[Records]

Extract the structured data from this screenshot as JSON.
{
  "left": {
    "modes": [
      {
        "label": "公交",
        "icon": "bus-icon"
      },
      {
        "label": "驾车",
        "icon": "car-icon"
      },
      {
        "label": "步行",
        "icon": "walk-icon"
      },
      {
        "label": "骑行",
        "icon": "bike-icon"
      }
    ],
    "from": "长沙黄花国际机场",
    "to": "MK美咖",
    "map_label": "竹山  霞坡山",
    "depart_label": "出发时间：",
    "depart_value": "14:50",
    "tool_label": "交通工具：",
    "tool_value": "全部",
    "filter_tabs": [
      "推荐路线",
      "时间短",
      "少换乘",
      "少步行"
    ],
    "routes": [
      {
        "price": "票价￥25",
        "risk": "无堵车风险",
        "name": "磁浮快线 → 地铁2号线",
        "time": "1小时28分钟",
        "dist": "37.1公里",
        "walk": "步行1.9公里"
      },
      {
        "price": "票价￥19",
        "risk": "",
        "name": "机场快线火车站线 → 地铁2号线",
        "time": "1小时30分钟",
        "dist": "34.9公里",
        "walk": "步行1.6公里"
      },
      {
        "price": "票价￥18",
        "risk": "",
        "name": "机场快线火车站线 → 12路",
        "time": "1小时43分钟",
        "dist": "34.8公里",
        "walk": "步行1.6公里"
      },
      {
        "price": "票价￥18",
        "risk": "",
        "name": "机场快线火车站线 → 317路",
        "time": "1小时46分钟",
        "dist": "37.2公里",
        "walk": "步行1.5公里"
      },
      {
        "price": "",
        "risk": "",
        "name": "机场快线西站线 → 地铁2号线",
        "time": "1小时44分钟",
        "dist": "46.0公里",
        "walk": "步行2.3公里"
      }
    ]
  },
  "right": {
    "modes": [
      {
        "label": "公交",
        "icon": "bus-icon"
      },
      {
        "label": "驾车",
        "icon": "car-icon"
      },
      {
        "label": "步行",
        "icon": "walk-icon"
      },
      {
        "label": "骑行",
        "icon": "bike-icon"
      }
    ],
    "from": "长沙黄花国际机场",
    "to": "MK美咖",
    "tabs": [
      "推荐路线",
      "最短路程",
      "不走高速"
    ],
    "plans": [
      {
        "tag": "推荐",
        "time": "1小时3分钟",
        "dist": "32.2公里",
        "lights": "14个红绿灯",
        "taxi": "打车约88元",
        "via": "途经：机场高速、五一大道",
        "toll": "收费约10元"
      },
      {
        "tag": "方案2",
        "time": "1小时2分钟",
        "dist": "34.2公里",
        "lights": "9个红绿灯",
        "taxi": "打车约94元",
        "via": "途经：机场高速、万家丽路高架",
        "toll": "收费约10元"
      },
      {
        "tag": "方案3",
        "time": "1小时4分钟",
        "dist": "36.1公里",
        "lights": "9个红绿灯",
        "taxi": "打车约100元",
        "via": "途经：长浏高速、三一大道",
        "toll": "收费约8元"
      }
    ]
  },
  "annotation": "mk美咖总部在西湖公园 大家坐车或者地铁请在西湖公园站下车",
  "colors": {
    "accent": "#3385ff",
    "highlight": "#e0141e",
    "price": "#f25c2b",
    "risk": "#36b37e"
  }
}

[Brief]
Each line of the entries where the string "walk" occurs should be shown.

[Solution for this problem]
        "icon": "walk-icon"
        "walk": "步行1.9公里"
        "walk": "步行1.6公里"
        "walk": "步行1.6公里"
        "walk": "步行1.5公里"
        "walk": "步行2.3公里"
        "icon": "walk-icon"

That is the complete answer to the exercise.